“Whipping Post”: The Legacy of a Classic by The Allman Brothers Band
The song “Whipping Post” is a standout composition by The Allman Brothers Band, one of the pioneers of Southern Rock. The track, released on the band’s debut self-titled album in 1969, is revered for its potent lyrics, intricate guitar work, and a striking improvisational approach that elevated The Allman Brothers Band’s status in the rock ‘n’ roll pantheon.
“Whipping Post” was penned by Gregg Allman, the band’s lead vocalist and keyboardist, in late 1968. According to Allman, the inspiration for the song came late one night when he was feeling dejected about a failed relationship. He had nothing but an old ironing board and a burnt light bulb in his apartment at the time. On the ironing board, he found an old high school notebook, picked it up, and started writing.
The “Whipping Post,” as per Allman, symbolized a place where one is bound and metaphorically whipped by the trials of love and life. The lyrics – filled with imagery of torture, pain, and subjugation – encapsulate a bitter heartbreak, a universal theme that resonated with many listeners.

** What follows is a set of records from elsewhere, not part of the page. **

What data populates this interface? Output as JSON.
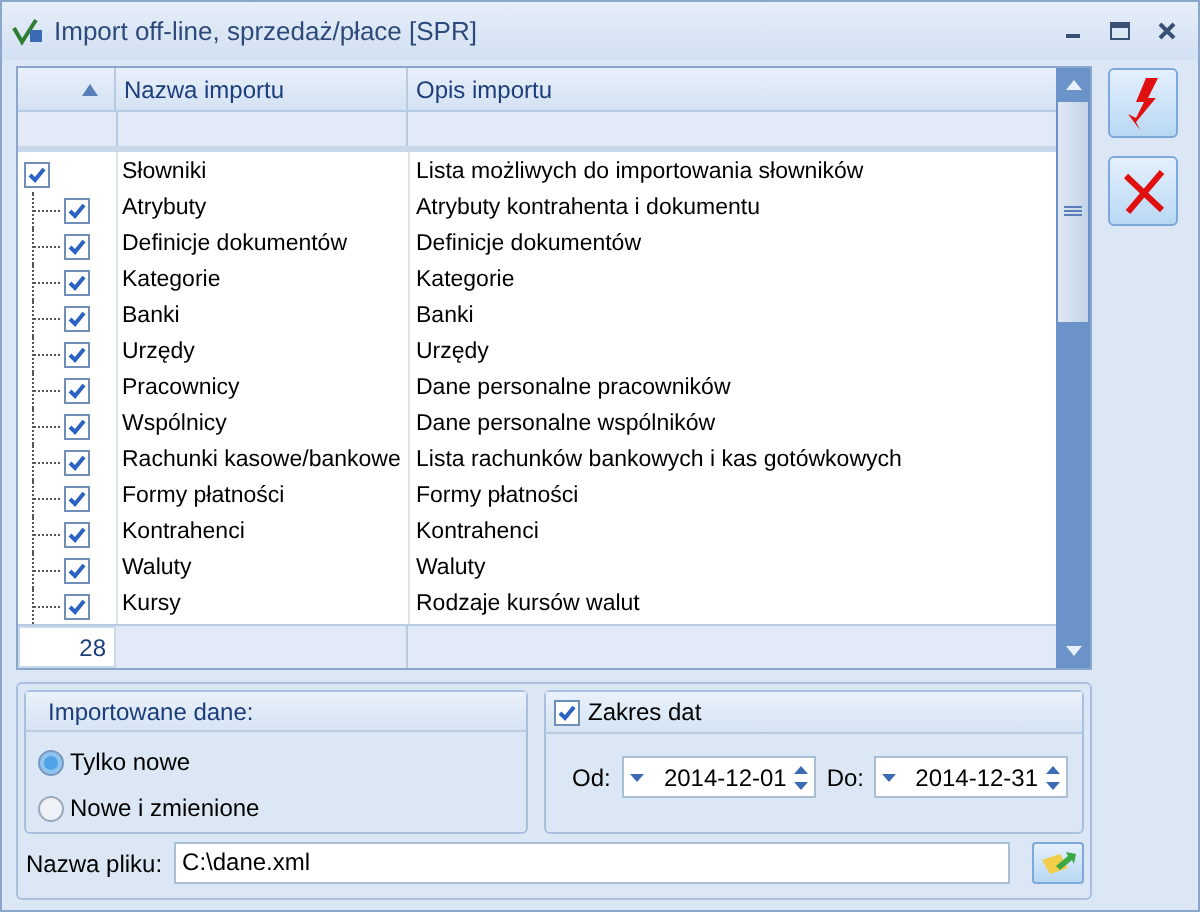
{
  "window": {
    "title": "Import off-line, sprzedaż/płace [SPR]"
  },
  "table": {
    "columns": [
      "Nazwa importu",
      "Opis importu"
    ],
    "rows": [
      {
        "name": "Słowniki",
        "description": "Lista możliwych do importowania słowników",
        "checked": true,
        "children": [
          {
            "name": "Atrybuty",
            "description": "Atrybuty kontrahenta i dokumentu",
            "checked": true
          },
          {
            "name": "Definicje dokumentów",
            "description": "Definicje dokumentów",
            "checked": true
          },
          {
            "name": "Kategorie",
            "description": "Kategorie",
            "checked": true
          },
          {
            "name": "Banki",
            "description": "Banki",
            "checked": true
          },
          {
            "name": "Urzędy",
            "description": "Urzędy",
            "checked": true
          },
          {
            "name": "Pracownicy",
            "description": "Dane personalne pracowników",
            "checked": true
          },
          {
            "name": "Wspólnicy",
            "description": "Dane personalne wspólników",
            "checked": true
          },
          {
            "name": "Rachunki kasowe/bankowe",
            "description": "Lista rachunków bankowych i kas gotówkowych",
            "checked": true
          },
          {
            "name": "Formy płatności",
            "description": "Formy płatności",
            "checked": true
          },
          {
            "name": "Kontrahenci",
            "description": "Kontrahenci",
            "checked": true
          },
          {
            "name": "Waluty",
            "description": "Waluty",
            "checked": true
          },
          {
            "name": "Kursy",
            "description": "Rodzaje kursów walut",
            "checked": true
          }
        ]
      }
    ],
    "count": "28"
  },
  "imported_data": {
    "title": "Importowane dane:",
    "options": [
      {
        "label": "Tylko nowe",
        "selected": true
      },
      {
        "label": "Nowe i zmienione",
        "selected": false
      }
    ]
  },
  "date_range": {
    "label": "Zakres dat",
    "checked": true,
    "from_label": "Od:",
    "from": "2014-12-01",
    "to_label": "Do:",
    "to": "2014-12-31"
  },
  "file": {
    "label": "Nazwa pliku:",
    "value": "C:\\dane.xml"
  }
}
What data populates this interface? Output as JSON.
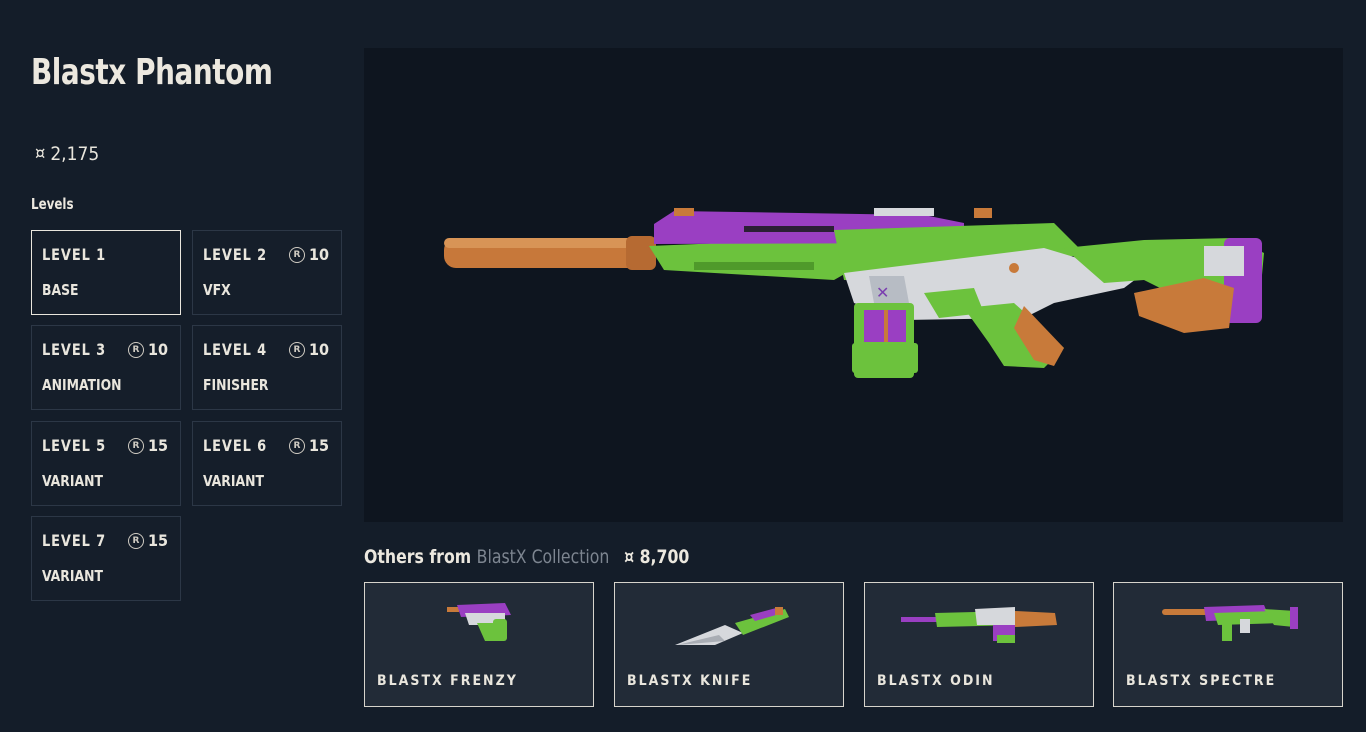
{
  "skin": {
    "title": "Blastx Phantom",
    "price": "2,175",
    "price_icon": "valorant-points-icon"
  },
  "levels_heading": "Levels",
  "levels": [
    {
      "name": "LEVEL 1",
      "type": "BASE",
      "cost": null,
      "selected": true
    },
    {
      "name": "LEVEL 2",
      "type": "VFX",
      "cost": "10"
    },
    {
      "name": "LEVEL 3",
      "type": "ANIMATION",
      "cost": "10"
    },
    {
      "name": "LEVEL 4",
      "type": "FINISHER",
      "cost": "10"
    },
    {
      "name": "LEVEL 5",
      "type": "VARIANT",
      "cost": "15"
    },
    {
      "name": "LEVEL 6",
      "type": "VARIANT",
      "cost": "15"
    },
    {
      "name": "LEVEL 7",
      "type": "VARIANT",
      "cost": "15"
    }
  ],
  "collection": {
    "prefix": "Others from",
    "name": "BlastX Collection",
    "price": "8,700",
    "items": [
      {
        "name": "BLASTX FRENZY"
      },
      {
        "name": "BLASTX KNIFE"
      },
      {
        "name": "BLASTX ODIN"
      },
      {
        "name": "BLASTX SPECTRE"
      }
    ]
  },
  "colors": {
    "background": "#141d29",
    "viewer": "#0e151f",
    "green": "#6cc23d",
    "purple": "#9a3fc2",
    "orange": "#c87a3a",
    "silver": "#d6d8dc"
  }
}
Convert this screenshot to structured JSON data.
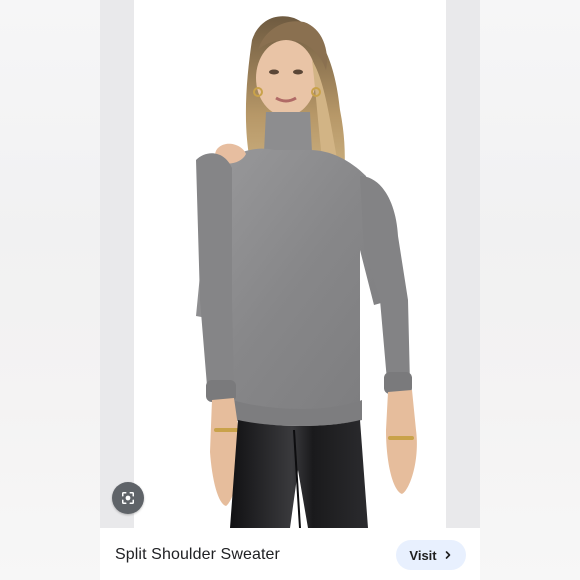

The song, composed in an unusual 11/4 time signature, was first deemed too complex. However, with drummer Jai Johanny Johanson’s contribution, it took a distinct shape, and soon, the rest of the band – Duane Allman, Dickey Betts, Berry Oakley, and Butch Trucks – added their respective touches to the song, cementing its place in rock history.
The Allman Brothers Band – Guitarists and Their Contributions
The song’s guitar work, primarily attributed to Duane Allman and Dickey Betts, stands out as a mesmerizing blend of rock and blues. Duane Allman, a slide guitar virtuoso and one of the founding members, played a key role in defining the song’s guitar sections.
Allman’s playing on “Whipping Post” is still widely acclaimed for its emotional depth and technical proficiency. His slide guitar parts, particularly in live versions of the song, have been hailed as some of the most inspiring performances in rock history. Tragically, Allman’s life was cut short in a motorcycle accident in 1971.
Dickey Betts, another original member, stepped up as the band’s primary lead guitarist after Duane’s untimely death. Betts’ playing on “Whipping Post” showcased his adeptness at creating melodic solos with a distinct, biting tone. His contributions, along with Allman’s groundwork, are vital to the song’s classic status.
After the death of Duane Allman, the band faced several lineup changes, with different guitarists stepping into the pivotal role. Notably, Warren Haynes joined the band in 1989, adding his unique touch to “Whipping Post.” A versatile guitarist with a deep understanding of the blues, Haynes’ playing on the song echoed the song’s emotive core while introducing a new tonality to the mix.
Derek Trucks, nephew of original drummer Butch Trucks, also joined The Allman Brothers Band in the late 90s. Trucks, known for his slide guitar playing, breathed new life into “Whipping Post,” delivering performances that paid homage to Duane Allman while showcasing his unique style.
The legacy of “Whipping Post” transcends time, standing as an iconic testament to The Allman Brothers Band’s prowess and creativity. The song’s journey, from its creation to the various renditions by talented guitarists, paints a vivid picture of a band that constantly evolved while staying true to its roots. “
Whipping Post” is a classic that remains impactful, a testament to love, heartbreak, and the enduring power of rock ‘n’ roll.